He did very well indeed and enjoyed the whole thing with no panic and only a few patches of minor worry. He joined in all the activities and games and came out of it feeling happy and confident.

MK has one friend who he has regular play-dates with now (amazing to think that his first one was just two months ago) and, as it happens, this friend had the same teacher last year, but did not benefit from a start-of-year sleepover. So the friend asked MK to come to a sleep over at his house. MK, who would not even discuss one-hour play dates, six moths ago, said, "Sure, I don't have a problem with that."

That is where he is now. In fact, he has been gone since early afternoon and his mum and I took advantage of the occasion to go and see an excellent movie (This Is England), of the short that we would never be able to see with MK. In a few minutes we are going to a restaurant (Tunisian-French) of the sort that MK would hate. Ah, bliss.

Wednesday, September 12, 2007

Talk Talk

While I'm gushing about MK's new teacher, MK himself is not so impressed. The teacher is passionate about teaching, so he talks, and he talks, and he talks. MK is not impressed by people who engage in too much of his least favorite form of communication. He says that he cannot understand a lot of what he is saying and that he is, "Boring, boring, boring," and makes time go slow. He also tells jokes that MK doesn't get. And there are enough assignments, where the kids get to work. They just have to sit and listen.

We spoke to our SLP today and she suggested that we wait two weeks and see what happens.
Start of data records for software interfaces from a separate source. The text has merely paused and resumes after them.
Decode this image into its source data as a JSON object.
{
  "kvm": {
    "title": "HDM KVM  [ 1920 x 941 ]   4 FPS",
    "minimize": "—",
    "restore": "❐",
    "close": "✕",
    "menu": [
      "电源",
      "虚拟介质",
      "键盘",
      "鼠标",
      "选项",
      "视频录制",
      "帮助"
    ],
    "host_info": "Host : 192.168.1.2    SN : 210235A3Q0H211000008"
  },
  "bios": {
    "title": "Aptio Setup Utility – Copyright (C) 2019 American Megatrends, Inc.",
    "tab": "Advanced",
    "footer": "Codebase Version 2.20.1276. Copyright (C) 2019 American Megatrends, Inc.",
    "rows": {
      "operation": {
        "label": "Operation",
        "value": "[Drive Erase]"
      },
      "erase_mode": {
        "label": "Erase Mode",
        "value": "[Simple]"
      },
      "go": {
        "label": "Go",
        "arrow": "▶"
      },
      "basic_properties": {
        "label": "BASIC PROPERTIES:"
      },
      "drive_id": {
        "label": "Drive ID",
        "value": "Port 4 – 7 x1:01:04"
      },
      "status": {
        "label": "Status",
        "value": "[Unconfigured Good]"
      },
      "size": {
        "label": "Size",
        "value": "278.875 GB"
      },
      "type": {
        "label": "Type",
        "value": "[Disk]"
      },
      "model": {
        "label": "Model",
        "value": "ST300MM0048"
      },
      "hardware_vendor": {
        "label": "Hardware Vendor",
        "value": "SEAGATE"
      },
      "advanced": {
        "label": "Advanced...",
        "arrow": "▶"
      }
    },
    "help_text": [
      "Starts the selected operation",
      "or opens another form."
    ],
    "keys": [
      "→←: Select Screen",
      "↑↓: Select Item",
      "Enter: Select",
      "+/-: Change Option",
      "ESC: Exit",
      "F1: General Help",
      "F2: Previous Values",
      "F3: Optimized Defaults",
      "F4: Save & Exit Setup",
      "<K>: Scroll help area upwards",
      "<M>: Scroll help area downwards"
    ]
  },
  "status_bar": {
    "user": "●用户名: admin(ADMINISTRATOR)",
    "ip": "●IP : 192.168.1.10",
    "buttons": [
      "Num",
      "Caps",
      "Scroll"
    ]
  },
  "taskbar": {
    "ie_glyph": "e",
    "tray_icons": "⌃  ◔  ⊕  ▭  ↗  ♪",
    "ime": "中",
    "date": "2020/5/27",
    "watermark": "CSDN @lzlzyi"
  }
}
It could be the novelty that makes the new teacher's voice and speech patterns hard to understand.

I'm pretty sure that MK is going to have a great time with this guy, but I am reminded -- yet again -- that my idea of good and MK's ideas of good aren't always the same. And of course, when it comes to MK's education, what really matters in the end will be MK's ideas, not mine.

We'll see.

I've got to add that this is the first year where we have had this kind of feedback from MK. He has not previously been able to narrate what is going on in class an how he feels about it, so the "Oh dear, he's bored," response is actually outweighed by the "Excellent! He can tell me he's bored," response.

Tuesday, September 11, 2007

I think I can relax

Yup. For the first time since MK started at his new school, I think that I can actually stretch out on the sofa and say, "Everything's fine." We met the new teacher today. He is a relaxed, innovative guy who doesn't believe in homework and seems much more interested in teaching students how to reach specific educational goals than in having them conform behaviorally. In his comments on MK's first week in class, he had nothing but positive things to say.

MK now has two aides: one for the morning and one for the afternoon. The afternoon aide we already knew was very good. I met the morning aide today, and she seems intelligent, organized and kind.

It's like some fairy has waved a wand and transformed it into a different school, one in which people want MK to succeed, and have the good sense and flexibility to help him do it.

Maybe this a "pink cloud" and we will be pulled up short in a few weeks, but I'm going to enjoy it anyway. The last time that things looked this good at the beginning of the year, the whole year was a roaring success. Who knows, maybe it will happen again.

Tuesday, September 4, 2007

Looking Good

We have been told many good things about MK's new teacher, but we have never actually met him, so we have our fingers crossed. There was also the possibility that he might have fallen under a bus over the summer holidays, to be replaced by some unthinking, unfeeling schoolmarm. That has not happened. And while MK only met with his teacher briefly today, he is off to a very good start -- he asked MK to help as a math tutor for kids who find math difficult. MK came back bursting with pride, which is an excellent way to start a school year.